Well, that deserves an awesome quote by Frank McCourt, “Oh, God above, if heaven has a taste it must be an egg with butter and salt, and after the egg is there anything in the world lovelier than fresh warm bread and a mug of sweet golden?”



Hard boiled eggs 4
3 tbsp oil
2 large yellow onions, peeled and thinly sliced
1 medium red onion, peeled and thinly sliced
1/4 cup tomato puree
1 tbsp red chili powder
1 tsp coriander powder
1/4 tsp cumin powder
1/4 tsp turmeric powder
1 tsp garam masala
Hint of minced ginger and garlic
2 green chilies, halved lengthwise
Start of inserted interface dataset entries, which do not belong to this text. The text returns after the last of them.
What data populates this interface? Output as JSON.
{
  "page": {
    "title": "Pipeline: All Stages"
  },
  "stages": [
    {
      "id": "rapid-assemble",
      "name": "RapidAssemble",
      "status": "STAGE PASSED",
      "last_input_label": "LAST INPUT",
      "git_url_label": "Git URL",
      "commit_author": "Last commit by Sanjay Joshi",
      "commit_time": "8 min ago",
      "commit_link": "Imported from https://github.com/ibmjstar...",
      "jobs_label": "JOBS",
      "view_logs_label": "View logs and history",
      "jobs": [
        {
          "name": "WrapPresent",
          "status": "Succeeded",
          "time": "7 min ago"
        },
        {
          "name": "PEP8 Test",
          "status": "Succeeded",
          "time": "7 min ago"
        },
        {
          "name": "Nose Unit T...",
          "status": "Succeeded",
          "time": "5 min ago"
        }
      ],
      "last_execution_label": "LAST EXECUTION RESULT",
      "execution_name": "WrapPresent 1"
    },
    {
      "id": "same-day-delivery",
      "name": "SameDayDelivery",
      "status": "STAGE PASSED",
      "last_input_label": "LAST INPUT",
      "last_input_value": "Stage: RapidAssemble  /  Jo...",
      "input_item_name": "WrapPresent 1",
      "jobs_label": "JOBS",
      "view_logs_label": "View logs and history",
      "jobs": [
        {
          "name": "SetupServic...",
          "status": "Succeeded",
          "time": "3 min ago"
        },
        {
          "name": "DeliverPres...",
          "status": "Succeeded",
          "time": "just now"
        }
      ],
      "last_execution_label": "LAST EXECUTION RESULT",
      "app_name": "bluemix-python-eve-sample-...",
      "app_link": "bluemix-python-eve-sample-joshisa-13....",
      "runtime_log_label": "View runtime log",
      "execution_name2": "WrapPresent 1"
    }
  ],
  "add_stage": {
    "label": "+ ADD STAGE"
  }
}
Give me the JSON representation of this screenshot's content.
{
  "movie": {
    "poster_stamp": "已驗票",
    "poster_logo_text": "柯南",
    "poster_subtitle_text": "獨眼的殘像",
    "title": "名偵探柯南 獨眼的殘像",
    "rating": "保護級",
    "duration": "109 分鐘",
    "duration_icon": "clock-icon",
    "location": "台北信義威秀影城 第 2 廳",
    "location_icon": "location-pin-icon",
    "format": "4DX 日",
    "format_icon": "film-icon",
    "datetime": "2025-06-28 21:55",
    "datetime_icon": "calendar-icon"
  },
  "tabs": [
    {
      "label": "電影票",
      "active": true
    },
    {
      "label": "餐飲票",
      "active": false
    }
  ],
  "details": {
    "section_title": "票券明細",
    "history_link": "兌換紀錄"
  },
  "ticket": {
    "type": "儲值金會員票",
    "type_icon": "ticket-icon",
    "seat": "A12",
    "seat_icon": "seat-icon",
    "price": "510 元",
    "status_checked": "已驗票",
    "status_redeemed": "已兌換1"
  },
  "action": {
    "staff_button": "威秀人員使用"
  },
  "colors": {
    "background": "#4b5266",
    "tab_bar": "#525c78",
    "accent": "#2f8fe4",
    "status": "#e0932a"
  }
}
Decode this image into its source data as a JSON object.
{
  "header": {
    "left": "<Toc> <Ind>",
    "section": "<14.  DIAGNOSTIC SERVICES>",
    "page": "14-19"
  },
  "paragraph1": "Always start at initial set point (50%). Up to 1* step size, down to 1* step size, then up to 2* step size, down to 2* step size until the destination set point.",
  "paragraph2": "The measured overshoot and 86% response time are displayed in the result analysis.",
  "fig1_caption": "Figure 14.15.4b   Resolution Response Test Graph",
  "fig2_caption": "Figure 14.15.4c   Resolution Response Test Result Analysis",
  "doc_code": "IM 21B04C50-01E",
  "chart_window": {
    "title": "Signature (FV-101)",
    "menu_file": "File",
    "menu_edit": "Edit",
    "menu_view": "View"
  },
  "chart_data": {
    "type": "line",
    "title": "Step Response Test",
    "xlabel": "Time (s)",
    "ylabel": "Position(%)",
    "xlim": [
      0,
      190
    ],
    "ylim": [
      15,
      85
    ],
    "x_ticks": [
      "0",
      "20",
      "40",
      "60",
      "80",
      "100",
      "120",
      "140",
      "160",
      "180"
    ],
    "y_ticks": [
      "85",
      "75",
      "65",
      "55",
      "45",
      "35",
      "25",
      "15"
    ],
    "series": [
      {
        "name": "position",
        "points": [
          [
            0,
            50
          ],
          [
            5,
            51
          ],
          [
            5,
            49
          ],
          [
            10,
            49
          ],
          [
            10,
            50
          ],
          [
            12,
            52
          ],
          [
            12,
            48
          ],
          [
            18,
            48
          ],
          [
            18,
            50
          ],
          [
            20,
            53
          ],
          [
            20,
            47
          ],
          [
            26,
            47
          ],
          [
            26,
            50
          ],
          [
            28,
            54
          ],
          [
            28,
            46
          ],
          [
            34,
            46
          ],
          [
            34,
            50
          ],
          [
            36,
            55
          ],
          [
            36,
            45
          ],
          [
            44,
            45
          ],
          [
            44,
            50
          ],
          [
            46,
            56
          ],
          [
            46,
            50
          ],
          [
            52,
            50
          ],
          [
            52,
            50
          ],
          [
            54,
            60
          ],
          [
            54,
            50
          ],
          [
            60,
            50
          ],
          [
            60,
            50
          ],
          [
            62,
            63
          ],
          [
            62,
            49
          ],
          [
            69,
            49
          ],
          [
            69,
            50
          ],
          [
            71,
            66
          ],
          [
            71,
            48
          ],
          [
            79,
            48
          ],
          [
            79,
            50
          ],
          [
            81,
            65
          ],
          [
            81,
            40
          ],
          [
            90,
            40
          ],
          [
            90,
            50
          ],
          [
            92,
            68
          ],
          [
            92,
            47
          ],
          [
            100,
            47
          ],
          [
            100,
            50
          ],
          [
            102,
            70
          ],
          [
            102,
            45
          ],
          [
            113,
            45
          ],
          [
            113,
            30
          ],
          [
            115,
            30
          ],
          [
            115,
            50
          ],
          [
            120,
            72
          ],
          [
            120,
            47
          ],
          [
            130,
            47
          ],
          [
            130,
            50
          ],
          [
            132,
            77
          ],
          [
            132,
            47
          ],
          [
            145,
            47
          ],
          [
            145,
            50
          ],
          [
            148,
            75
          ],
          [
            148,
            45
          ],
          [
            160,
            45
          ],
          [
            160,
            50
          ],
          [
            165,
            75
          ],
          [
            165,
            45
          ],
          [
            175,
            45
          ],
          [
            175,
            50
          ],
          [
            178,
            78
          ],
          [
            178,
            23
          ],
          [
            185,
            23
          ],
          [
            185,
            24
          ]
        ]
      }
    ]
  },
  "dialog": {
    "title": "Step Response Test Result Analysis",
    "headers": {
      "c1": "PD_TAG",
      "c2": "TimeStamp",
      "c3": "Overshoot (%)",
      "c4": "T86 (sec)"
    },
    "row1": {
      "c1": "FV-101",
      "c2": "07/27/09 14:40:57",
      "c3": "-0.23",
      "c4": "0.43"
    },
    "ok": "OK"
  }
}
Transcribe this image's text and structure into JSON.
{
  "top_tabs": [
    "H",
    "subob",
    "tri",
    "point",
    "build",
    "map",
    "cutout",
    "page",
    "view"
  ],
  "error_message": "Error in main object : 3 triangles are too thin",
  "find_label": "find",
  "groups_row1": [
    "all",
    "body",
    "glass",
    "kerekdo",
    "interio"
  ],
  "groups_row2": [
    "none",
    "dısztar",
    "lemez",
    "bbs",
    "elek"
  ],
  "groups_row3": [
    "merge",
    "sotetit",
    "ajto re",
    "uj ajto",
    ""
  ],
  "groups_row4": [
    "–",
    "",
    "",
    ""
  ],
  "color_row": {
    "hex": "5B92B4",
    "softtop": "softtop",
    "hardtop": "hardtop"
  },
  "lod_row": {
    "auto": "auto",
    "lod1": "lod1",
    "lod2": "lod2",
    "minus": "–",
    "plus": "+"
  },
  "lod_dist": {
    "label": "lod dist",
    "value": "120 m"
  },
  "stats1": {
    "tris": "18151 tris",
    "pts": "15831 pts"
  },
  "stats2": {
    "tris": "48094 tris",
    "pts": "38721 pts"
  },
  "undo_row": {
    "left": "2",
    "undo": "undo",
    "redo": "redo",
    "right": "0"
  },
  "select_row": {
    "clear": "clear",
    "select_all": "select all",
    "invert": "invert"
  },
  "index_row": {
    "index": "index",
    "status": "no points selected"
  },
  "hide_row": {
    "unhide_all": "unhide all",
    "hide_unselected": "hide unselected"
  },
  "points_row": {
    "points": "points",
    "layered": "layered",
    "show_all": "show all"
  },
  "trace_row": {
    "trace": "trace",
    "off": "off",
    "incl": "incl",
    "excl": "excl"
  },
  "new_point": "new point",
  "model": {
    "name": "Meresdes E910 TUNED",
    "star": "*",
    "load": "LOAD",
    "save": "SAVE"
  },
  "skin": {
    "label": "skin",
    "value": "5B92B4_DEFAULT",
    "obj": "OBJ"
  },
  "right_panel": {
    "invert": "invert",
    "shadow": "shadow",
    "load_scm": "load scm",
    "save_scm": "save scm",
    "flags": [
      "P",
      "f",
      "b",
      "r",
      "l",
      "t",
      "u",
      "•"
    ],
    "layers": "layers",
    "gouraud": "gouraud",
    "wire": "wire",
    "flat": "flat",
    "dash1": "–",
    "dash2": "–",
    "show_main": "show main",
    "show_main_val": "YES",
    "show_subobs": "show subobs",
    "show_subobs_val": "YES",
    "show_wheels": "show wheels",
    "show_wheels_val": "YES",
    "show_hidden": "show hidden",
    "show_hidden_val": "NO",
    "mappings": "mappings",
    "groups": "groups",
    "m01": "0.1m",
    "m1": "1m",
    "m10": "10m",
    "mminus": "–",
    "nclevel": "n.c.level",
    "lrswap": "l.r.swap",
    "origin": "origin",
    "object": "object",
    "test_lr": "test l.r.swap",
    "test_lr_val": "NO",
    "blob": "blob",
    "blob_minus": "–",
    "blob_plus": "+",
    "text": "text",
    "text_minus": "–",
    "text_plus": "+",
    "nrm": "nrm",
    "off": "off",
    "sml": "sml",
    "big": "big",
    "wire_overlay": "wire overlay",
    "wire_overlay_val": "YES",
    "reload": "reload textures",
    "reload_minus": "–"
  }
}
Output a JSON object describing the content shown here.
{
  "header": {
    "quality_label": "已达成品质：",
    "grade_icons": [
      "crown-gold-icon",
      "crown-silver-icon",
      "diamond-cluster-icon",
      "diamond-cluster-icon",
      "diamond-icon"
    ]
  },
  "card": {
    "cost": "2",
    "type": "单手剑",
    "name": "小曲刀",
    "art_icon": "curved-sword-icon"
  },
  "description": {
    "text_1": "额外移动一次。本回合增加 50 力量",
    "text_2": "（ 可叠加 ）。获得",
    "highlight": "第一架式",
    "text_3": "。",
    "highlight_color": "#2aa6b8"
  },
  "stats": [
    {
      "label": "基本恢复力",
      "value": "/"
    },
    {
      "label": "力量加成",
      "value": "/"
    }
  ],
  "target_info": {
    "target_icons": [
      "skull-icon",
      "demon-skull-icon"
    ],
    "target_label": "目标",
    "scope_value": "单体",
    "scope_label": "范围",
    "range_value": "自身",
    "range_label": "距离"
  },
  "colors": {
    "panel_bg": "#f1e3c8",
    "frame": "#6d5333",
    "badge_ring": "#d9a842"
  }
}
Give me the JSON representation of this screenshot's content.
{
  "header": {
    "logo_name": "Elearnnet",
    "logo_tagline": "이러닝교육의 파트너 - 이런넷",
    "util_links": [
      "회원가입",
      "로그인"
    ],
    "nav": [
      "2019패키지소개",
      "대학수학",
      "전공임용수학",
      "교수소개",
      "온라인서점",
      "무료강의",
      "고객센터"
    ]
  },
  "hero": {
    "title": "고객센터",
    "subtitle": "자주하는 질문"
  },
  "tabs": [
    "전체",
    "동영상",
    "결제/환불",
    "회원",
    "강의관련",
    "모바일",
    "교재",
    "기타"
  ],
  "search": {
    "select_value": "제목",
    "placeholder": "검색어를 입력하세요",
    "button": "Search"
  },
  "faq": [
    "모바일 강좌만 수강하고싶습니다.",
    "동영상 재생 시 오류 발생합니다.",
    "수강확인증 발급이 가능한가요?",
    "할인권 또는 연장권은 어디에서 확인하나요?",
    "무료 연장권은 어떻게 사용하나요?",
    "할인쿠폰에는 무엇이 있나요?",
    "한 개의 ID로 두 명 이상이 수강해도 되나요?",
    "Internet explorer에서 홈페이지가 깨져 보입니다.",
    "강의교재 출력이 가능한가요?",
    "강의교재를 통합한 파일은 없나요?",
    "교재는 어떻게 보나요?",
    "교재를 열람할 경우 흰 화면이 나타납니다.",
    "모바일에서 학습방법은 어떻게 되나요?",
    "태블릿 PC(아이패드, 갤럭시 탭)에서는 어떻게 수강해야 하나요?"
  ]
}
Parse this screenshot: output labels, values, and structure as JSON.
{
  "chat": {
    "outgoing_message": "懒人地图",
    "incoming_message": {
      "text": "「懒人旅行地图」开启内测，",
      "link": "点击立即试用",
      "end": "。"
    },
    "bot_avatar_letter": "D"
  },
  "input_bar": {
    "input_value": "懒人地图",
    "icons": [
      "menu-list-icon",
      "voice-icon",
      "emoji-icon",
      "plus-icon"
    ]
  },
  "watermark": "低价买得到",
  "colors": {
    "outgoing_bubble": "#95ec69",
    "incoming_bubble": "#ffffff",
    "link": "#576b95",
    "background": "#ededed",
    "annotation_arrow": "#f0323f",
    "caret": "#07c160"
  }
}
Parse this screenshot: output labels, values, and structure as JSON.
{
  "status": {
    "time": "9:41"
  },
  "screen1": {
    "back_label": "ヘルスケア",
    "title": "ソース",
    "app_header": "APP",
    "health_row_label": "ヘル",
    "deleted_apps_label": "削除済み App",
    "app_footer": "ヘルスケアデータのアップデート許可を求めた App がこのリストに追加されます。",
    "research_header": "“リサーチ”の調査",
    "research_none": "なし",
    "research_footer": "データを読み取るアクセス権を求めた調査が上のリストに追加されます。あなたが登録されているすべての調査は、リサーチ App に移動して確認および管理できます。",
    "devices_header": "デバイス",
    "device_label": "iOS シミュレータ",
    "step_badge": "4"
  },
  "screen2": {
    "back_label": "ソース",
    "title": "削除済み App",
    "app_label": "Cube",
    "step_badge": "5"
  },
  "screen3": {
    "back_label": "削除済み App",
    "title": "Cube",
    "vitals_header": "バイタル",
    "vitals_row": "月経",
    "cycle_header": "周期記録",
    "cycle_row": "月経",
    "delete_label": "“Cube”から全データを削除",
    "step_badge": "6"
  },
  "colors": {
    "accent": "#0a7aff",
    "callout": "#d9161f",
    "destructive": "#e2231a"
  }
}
In a medium pan, heat 3 tbsp oil.  Add half tsp garam masala and then add the sliced onions and green chilies. Sauté the onions well until soft and sort of brown and crispy. Also it starts to stick at the side of the pan. Add chilli powder, coriander powder, turmeric powder and cumin powder. Sauté the mixture until its well combined for few seconds. Add tomato puree. Mix everything well. Add 1/2 cup or 3/4 cup of water. Bring it to boil for 5-8 minutes. At this point you could see the texture starting to pop, and thickens as well. Add eggs and cover the pan. It’s important to make 1 or 2 incisions to stay the eggs intact while cooking. It will avoid exploding the eggs and ruining the whole dish.  If any doubt, feel free to write to me. 

When life gives you lemons…


When life gives you lemons… How about preparing a delicious pickle out of it!

Lemon – Yellow – Pickle

Lemon, 2 cups, diced
Green chillies, 5, sliced vertically
Curry leaves, 1 sprig
Turmeric powder, 1 tsp
Fenugreek powder, ¼ tsp
Asafoetida powder ¼ tsp
Mustard seeds
Salt to taste
Oil 3 tablespoon

Combine the diced lemon pieces, asafoetida powder, salt and green chillies.

In a saucepan, heat the oil in medium heat. Add mustard seeds and when it splutters, add curry leaves. Sauté for few seconds and turn the heat off. Add the turmeric powder and fenugreek powder. Add the lemon pieces and mix well. Check the salt once again. Transfer it to a nice glass jar and top with a teaspoon of oil.